Work instructions: What you produce should be every line from the data that includes "icon".

Dataset rows for apps and sites:
________________________________________
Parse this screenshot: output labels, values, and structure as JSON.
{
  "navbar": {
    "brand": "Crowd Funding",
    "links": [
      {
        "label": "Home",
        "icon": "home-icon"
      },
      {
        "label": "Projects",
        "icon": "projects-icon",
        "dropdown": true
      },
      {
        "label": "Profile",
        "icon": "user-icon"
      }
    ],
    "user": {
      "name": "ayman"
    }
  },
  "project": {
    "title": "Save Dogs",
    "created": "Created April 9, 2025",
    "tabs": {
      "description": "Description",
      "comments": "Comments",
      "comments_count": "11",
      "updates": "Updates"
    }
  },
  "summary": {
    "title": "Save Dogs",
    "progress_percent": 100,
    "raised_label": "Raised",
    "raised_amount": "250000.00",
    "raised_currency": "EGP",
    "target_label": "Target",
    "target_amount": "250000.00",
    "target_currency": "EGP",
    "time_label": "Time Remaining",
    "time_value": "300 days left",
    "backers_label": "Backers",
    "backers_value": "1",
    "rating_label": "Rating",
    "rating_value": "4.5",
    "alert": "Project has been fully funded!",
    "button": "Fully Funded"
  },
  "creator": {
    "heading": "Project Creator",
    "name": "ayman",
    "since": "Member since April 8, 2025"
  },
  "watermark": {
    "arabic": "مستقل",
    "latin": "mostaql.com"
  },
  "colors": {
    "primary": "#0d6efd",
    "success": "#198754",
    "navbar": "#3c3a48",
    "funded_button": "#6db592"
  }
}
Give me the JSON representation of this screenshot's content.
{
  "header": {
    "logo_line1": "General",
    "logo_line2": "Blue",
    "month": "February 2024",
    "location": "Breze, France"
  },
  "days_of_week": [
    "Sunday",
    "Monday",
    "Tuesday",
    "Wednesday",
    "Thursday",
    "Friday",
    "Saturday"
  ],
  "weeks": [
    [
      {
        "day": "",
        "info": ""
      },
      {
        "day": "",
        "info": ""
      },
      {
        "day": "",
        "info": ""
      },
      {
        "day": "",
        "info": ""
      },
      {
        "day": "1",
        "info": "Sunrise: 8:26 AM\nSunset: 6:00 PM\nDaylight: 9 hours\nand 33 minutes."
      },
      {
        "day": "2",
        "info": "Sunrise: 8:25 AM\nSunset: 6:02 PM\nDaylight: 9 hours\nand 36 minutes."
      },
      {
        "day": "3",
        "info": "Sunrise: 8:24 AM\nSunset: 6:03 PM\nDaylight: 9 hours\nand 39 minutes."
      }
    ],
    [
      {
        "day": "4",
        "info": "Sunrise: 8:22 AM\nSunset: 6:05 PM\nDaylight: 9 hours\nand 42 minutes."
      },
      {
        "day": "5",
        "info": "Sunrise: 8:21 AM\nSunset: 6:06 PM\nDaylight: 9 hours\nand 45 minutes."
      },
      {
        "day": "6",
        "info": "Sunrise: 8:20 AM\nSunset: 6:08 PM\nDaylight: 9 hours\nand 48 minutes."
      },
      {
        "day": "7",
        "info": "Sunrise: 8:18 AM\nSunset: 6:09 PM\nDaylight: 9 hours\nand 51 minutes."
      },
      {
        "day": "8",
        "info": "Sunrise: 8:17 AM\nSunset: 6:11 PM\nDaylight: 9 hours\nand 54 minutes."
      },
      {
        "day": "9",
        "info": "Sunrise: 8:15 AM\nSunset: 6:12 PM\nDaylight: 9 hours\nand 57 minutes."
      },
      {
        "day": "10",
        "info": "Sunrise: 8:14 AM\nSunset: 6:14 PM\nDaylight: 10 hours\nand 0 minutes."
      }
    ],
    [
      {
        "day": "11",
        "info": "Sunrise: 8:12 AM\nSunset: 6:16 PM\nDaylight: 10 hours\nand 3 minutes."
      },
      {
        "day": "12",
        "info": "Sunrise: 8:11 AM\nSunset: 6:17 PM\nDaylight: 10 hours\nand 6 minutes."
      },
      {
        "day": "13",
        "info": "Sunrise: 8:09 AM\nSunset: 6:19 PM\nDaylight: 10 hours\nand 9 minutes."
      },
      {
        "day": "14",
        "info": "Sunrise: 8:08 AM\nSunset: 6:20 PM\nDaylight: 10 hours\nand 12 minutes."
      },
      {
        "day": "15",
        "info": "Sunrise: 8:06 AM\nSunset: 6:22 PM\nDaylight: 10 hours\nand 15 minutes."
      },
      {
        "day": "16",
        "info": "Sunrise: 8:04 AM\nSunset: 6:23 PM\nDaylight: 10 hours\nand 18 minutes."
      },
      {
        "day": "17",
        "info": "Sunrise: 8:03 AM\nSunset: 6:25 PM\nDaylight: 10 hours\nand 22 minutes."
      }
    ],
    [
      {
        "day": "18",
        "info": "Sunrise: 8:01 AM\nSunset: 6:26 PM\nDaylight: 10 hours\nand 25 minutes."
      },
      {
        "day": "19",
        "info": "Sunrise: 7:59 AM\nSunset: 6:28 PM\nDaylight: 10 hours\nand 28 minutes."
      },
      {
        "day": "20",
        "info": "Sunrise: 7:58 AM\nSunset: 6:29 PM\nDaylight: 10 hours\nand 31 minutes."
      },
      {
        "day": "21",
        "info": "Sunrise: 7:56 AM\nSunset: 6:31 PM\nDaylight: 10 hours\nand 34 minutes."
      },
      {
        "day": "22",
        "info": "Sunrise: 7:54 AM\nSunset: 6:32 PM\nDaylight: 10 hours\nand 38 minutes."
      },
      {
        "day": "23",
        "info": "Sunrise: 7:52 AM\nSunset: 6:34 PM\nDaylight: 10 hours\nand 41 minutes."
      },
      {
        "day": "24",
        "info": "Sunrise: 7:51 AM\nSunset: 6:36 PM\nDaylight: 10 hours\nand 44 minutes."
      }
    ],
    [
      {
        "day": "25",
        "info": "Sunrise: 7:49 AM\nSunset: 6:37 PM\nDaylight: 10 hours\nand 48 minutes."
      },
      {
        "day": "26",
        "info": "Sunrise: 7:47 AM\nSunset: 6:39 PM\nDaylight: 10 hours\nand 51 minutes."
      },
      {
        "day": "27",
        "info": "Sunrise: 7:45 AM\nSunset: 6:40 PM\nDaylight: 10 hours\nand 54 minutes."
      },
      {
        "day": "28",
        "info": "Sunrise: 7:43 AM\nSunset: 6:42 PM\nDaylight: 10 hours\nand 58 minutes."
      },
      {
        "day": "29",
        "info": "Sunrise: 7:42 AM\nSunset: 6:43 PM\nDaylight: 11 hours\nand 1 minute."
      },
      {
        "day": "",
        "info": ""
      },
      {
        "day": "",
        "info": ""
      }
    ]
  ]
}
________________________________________
Task output:
        "icon": "home-icon"
        "icon": "projects-icon",
        "icon": "user-icon"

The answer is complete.